> **The data**
((
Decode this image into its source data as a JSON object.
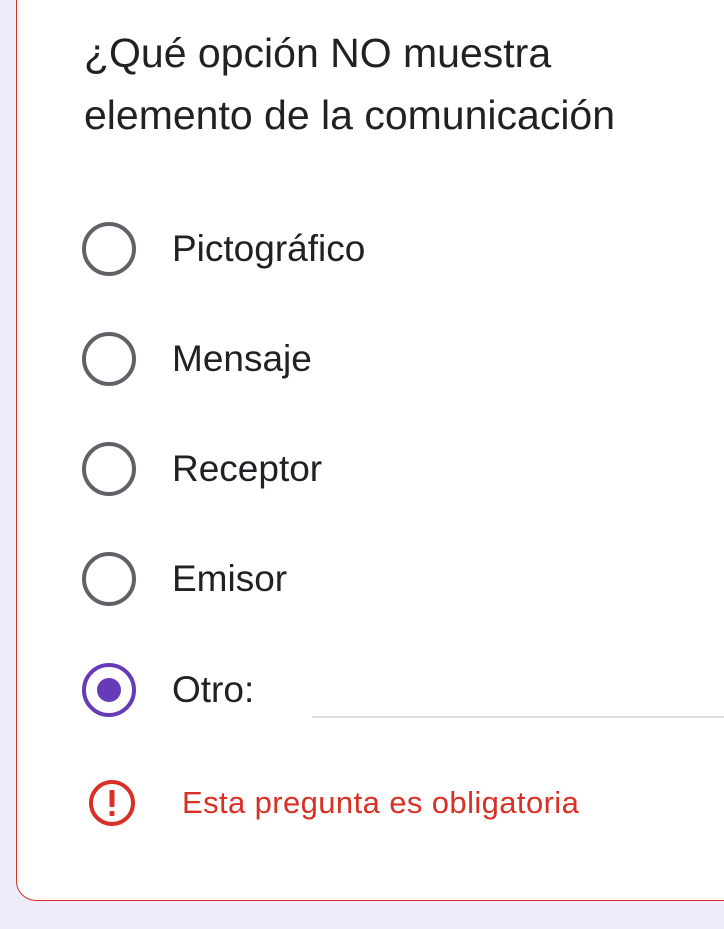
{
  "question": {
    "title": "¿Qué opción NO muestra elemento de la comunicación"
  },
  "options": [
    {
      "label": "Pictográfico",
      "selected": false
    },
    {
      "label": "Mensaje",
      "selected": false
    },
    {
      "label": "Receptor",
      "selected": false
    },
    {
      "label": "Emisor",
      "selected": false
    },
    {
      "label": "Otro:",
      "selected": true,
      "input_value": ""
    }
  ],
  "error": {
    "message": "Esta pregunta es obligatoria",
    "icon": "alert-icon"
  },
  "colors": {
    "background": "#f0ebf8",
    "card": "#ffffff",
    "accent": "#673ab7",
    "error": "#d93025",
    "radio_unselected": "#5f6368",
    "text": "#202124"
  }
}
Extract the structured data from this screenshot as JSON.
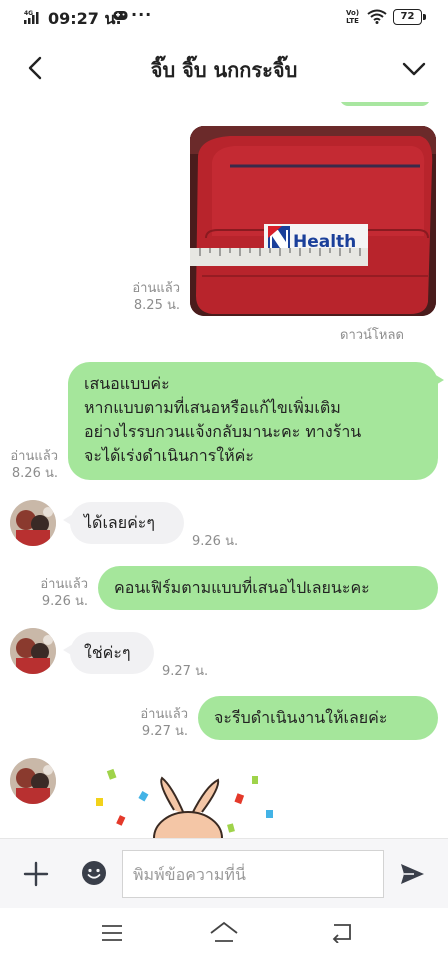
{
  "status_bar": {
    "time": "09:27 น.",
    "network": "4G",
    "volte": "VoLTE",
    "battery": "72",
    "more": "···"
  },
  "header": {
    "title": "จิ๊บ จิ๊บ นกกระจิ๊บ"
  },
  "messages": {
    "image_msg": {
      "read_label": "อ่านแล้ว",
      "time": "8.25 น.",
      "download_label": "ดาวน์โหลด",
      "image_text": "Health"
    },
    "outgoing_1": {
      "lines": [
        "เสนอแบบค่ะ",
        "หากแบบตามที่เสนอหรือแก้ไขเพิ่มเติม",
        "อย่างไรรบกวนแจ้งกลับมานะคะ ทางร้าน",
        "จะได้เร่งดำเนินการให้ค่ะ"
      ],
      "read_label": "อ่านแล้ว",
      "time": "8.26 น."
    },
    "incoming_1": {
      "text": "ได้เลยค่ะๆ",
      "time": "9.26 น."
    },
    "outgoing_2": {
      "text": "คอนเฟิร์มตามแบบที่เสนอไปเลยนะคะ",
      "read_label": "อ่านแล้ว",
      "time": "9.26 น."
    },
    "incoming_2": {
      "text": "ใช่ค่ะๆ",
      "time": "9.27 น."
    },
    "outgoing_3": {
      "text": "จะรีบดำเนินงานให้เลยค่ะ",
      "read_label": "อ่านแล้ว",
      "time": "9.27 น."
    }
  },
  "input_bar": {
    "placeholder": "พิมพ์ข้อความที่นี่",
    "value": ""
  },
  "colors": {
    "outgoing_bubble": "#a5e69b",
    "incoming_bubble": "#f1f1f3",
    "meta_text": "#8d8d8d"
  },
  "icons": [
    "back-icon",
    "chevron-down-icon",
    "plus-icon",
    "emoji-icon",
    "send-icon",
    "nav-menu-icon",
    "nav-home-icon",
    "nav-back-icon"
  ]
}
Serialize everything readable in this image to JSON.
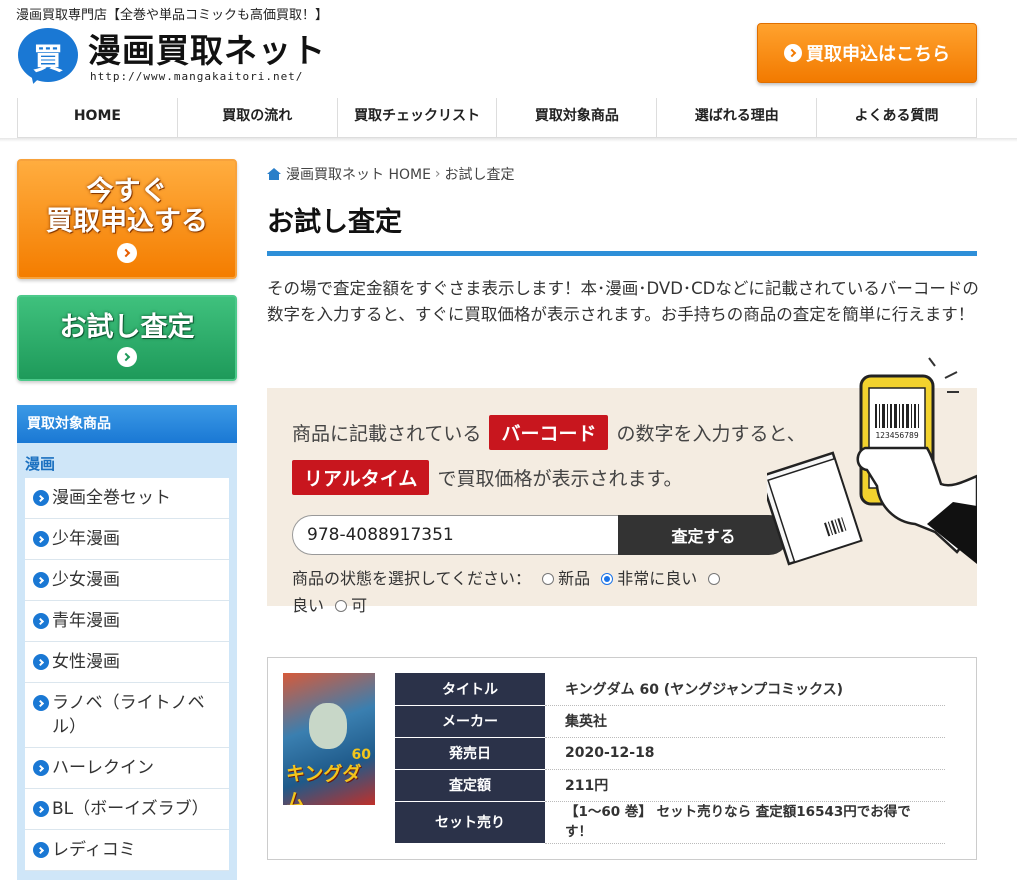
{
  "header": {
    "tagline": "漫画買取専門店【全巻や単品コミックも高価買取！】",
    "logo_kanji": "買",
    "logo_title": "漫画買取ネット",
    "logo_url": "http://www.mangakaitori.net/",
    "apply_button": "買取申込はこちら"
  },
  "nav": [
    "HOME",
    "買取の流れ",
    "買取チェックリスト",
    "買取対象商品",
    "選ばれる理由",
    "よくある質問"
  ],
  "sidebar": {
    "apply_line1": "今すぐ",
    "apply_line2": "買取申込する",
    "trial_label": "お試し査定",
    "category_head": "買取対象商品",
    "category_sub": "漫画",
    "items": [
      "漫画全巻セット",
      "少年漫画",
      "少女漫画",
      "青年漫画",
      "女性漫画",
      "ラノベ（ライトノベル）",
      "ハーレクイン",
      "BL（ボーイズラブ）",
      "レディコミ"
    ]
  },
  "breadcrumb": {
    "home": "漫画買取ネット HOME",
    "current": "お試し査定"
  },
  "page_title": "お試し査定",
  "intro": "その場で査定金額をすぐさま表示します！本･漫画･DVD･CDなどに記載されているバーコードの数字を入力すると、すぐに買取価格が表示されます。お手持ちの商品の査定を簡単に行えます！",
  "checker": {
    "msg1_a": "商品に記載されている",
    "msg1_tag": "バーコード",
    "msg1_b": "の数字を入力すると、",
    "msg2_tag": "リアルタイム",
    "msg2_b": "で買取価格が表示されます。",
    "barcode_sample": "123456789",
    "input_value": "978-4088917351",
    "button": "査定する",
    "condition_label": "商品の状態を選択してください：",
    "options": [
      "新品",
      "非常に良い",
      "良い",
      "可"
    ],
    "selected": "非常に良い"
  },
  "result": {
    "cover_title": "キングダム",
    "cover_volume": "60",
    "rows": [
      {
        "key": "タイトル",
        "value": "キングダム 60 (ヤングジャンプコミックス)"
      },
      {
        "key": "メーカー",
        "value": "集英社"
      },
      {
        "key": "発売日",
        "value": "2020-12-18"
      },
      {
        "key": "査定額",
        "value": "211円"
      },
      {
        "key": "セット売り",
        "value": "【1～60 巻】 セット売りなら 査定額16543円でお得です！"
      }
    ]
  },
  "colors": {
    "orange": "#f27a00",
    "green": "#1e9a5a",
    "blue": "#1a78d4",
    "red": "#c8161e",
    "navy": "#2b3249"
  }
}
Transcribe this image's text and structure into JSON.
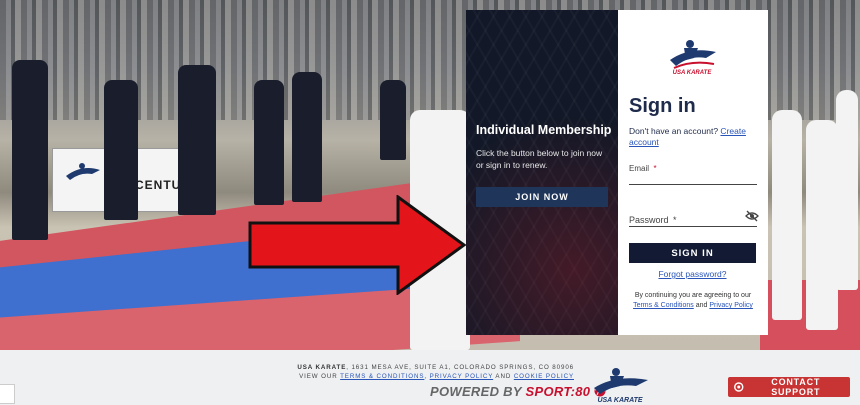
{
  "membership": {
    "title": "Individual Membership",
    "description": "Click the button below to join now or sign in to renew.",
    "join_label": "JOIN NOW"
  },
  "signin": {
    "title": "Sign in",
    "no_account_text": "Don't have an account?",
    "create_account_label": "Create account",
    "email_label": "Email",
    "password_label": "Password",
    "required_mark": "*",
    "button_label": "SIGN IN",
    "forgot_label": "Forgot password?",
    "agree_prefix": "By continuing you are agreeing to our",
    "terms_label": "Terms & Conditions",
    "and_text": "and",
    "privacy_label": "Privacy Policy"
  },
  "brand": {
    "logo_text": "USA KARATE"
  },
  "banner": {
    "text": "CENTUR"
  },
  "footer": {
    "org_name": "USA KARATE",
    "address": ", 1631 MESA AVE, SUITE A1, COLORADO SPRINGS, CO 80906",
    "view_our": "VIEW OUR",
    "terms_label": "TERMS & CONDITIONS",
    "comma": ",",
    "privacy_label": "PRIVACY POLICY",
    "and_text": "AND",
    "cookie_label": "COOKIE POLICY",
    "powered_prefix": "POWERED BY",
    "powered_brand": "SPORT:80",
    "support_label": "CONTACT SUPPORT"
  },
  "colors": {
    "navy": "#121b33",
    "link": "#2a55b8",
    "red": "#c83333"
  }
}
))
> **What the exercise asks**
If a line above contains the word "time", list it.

> **Expected answer**
    "time": "09:27 น.",
      "time": "8.25 น.",
      "time": "8.26 น."
      "time": "9.26 น."
      "time": "9.26 น."
      "time": "9.27 น."
      "time": "9.27 น."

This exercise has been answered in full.